▸ **What to do**: All records should be reproduced verbatim.

** Opening Supplied records block **

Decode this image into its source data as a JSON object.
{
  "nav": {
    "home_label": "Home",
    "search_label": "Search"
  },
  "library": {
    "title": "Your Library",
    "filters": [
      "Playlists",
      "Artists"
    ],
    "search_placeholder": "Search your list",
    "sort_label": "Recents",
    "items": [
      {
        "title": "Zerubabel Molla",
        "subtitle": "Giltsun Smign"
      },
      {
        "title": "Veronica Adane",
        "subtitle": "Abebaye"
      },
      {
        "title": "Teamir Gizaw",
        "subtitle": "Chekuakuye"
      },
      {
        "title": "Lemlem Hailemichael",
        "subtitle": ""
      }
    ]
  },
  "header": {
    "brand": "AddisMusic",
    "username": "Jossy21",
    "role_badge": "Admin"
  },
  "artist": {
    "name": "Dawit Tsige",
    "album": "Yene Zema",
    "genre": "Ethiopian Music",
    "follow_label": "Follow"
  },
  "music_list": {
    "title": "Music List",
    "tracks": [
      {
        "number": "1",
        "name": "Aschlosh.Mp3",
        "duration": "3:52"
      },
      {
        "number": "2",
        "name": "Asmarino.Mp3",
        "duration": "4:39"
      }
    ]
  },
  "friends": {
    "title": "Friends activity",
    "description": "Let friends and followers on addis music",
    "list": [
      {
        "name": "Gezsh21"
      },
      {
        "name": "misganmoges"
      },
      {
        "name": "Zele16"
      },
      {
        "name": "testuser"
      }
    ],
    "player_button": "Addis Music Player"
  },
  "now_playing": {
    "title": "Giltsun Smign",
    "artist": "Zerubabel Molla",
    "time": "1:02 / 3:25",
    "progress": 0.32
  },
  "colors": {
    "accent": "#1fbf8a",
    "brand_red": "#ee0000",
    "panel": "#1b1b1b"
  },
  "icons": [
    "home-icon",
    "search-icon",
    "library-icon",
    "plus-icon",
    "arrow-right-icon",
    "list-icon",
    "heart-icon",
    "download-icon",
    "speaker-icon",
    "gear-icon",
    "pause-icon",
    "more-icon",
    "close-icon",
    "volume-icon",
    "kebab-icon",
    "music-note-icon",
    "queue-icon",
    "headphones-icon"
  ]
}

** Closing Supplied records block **

▸ **Exercise solution**:
Decode this image into its source data as a JSON object.
{
  "nav": {
    "home_label": "Home",
    "search_label": "Search"
  },
  "library": {
    "title": "Your Library",
    "filters": [
      "Playlists",
      "Artists"
    ],
    "search_placeholder": "Search your list",
    "sort_label": "Recents",
    "items": [
      {
        "title": "Zerubabel Molla",
        "subtitle": "Giltsun Smign"
      },
      {
        "title": "Veronica Adane",
        "subtitle": "Abebaye"
      },
      {
        "title": "Teamir Gizaw",
        "subtitle": "Chekuakuye"
      },
      {
        "title": "Lemlem Hailemichael",
        "subtitle": ""
      }
    ]
  },
  "header": {
    "brand": "AddisMusic",
    "username": "Jossy21",
    "role_badge": "Admin"
  },
  "artist": {
    "name": "Dawit Tsige",
    "album": "Yene Zema",
    "genre": "Ethiopian Music",
    "follow_label": "Follow"
  },
  "music_list": {
    "title": "Music List",
    "tracks": [
      {
        "number": "1",
        "name": "Aschlosh.Mp3",
        "duration": "3:52"
      },
      {
        "number": "2",
        "name": "Asmarino.Mp3",
        "duration": "4:39"
      }
    ]
  },
  "friends": {
    "title": "Friends activity",
    "description": "Let friends and followers on addis music",
    "list": [
      {
        "name": "Gezsh21"
      },
      {
        "name": "misganmoges"
      },
      {
        "name": "Zele16"
      },
      {
        "name": "testuser"
      }
    ],
    "player_button": "Addis Music Player"
  },
  "now_playing": {
    "title": "Giltsun Smign",
    "artist": "Zerubabel Molla",
    "time": "1:02 / 3:25",
    "progress": 0.32
  },
  "colors": {
    "accent": "#1fbf8a",
    "brand_red": "#ee0000",
    "panel": "#1b1b1b"
  },
  "icons": [
    "home-icon",
    "search-icon",
    "library-icon",
    "plus-icon",
    "arrow-right-icon",
    "list-icon",
    "heart-icon",
    "download-icon",
    "speaker-icon",
    "gear-icon",
    "pause-icon",
    "more-icon",
    "close-icon",
    "volume-icon",
    "kebab-icon",
    "music-note-icon",
    "queue-icon",
    "headphones-icon"
  ]
}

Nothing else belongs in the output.